Oberhauser Brucke Riesling BA, Donnhoff
Vineyard: Oberhauser Brücke
Soil Type Grey slate bedrock covered by a layer of loess loam
Slope 0 – 15%
Aspect South by southwest
Monopole site for Dönnhoff – the historic Luitpoldbrücke (Luitpold Bridge), built during the period of Royal Bavarian administration, crosses the Nahe River directly adjacent to the village of Oberhausen. Opposite that bridge lies a small vineyard parcel that benefits greatly from the nearby river’s moderating influence. A distinctive microclimate is created, protecting the vines and promoting early flowering each year, which translates into a long growing season for the late-ripening Riesling grape. The special soil composition, consisting of grey slate bedrock covered by a layer of loess loam, ensures an adequate water supply for the vines even during drought years. These conditions and ancient geology give rise to distinctive and elegant Riesling wines of great structure and concentration. The sheltered valley location is also a perfect stage for grapes to freeze on the vine in cold weather, the necessary precondition for luscious ice wines.These unusual conditions are the reason why this vineyard parcel, though measuring just 1.1 ha, is registered as one of the smallest protected sites on the Nahe.
Press & Reviews

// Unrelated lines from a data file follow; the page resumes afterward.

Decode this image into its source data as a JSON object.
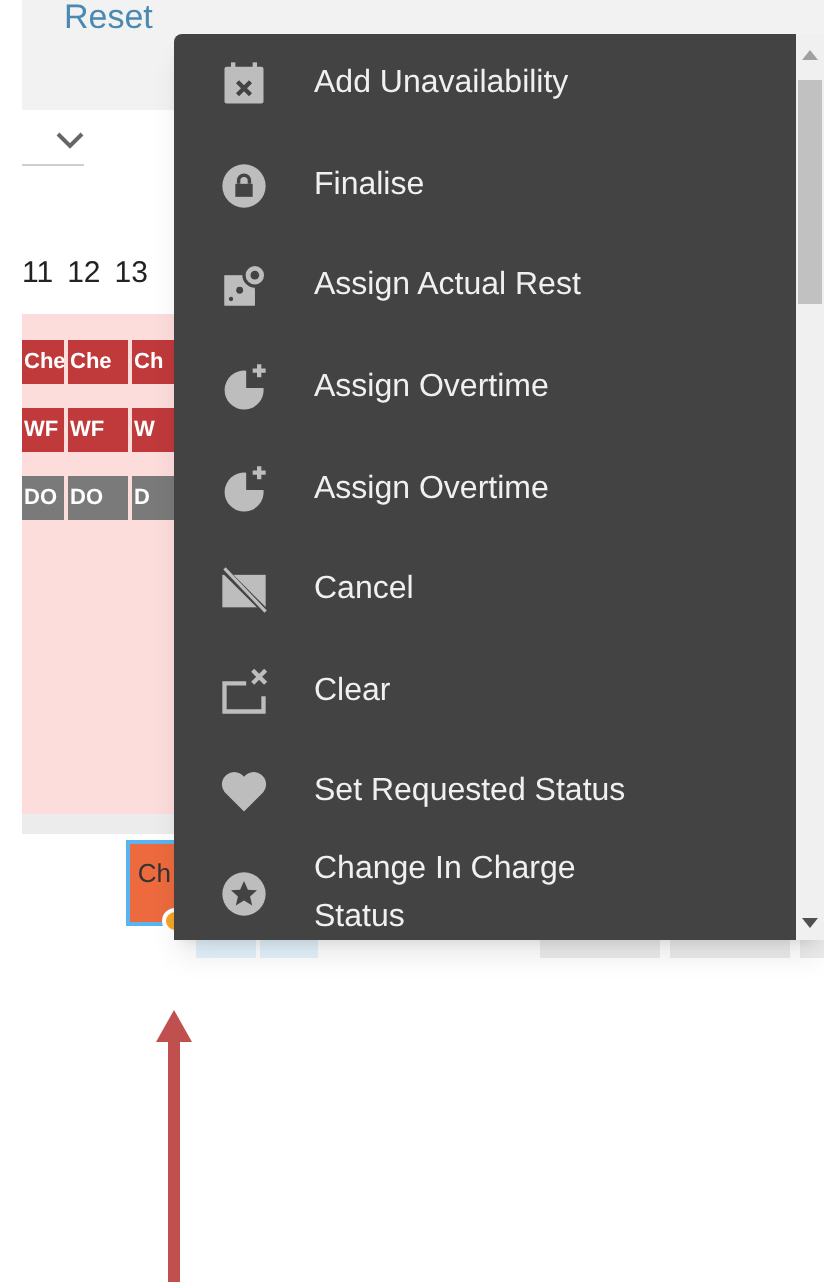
{
  "toolbar": {
    "reset_link": "Reset"
  },
  "day_numbers": [
    "11",
    "12",
    "13"
  ],
  "shift_rows": [
    {
      "color": "#c0393b",
      "chips": [
        "Che",
        "Che",
        "Ch"
      ]
    },
    {
      "color": "#c0393b",
      "chips": [
        "WF",
        "WF",
        "W"
      ]
    },
    {
      "color": "#7a7a7a",
      "chips": [
        "DO",
        "DO",
        "D"
      ]
    }
  ],
  "selected_shift": {
    "label": "Ch"
  },
  "context_menu": {
    "items": [
      {
        "label": "Add Unavailability"
      },
      {
        "label": "Finalise"
      },
      {
        "label": "Assign Actual Rest"
      },
      {
        "label": "Assign Overtime"
      },
      {
        "label": "Assign Overtime"
      },
      {
        "label": "Cancel"
      },
      {
        "label": "Clear"
      },
      {
        "label": "Set Requested Status"
      },
      {
        "label": "Change In Charge Status"
      }
    ]
  }
}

After, as usual, a small share of Brücke had been left for Eiswein, a tiny bit of botrytis finally showed up. Given Dönnhoff’s reputation for Brücke Eiswein, it’s not surprising that the most promising bunches were the ones that got spared the initial Auslese picking. On November 22 there was a forecast of frost, and the estate’s elite Eiswein crew was alerted to show up at daybreak. But the Ice Man evidently failed to get that message. “And at that point,” related Dönnhoff, “I just said ‘Basta! [Schluss!] Everything gets picked this morning!’” There is a lightly confectionary note here born not just of high residual sugar but also, I suspect, of the brush with frost. (Why freezing often engenders such an impression, I can’t say.) Red raspberry and quince preserves with a crystalline sugary edge and a hint of caramel seem also to be dusted with crushed stone, saliva-inducing mineral salts and whatever mysterious ore-like matter it is that informs this collection’s other Hermannshöhle bottlings. For all of its confitured and confectionary aspects, the fruit also comes off as lusciously succulent, not to mention impeccably pure. A polished and subtly creamy feel adds further allure, and the superbly sustained finish is mouthwateringly umami-rich. This is certainly one late-picked 2018 that doesn’t disappoint! But I imagine the firming and acid-concentrating effect of low temperatures (albeit nowhere near low enough to have frozen the grape solids) counteracted any sense of fruit fatigue or sagging berry skins such as is conveyed by so many late-picked 2018s.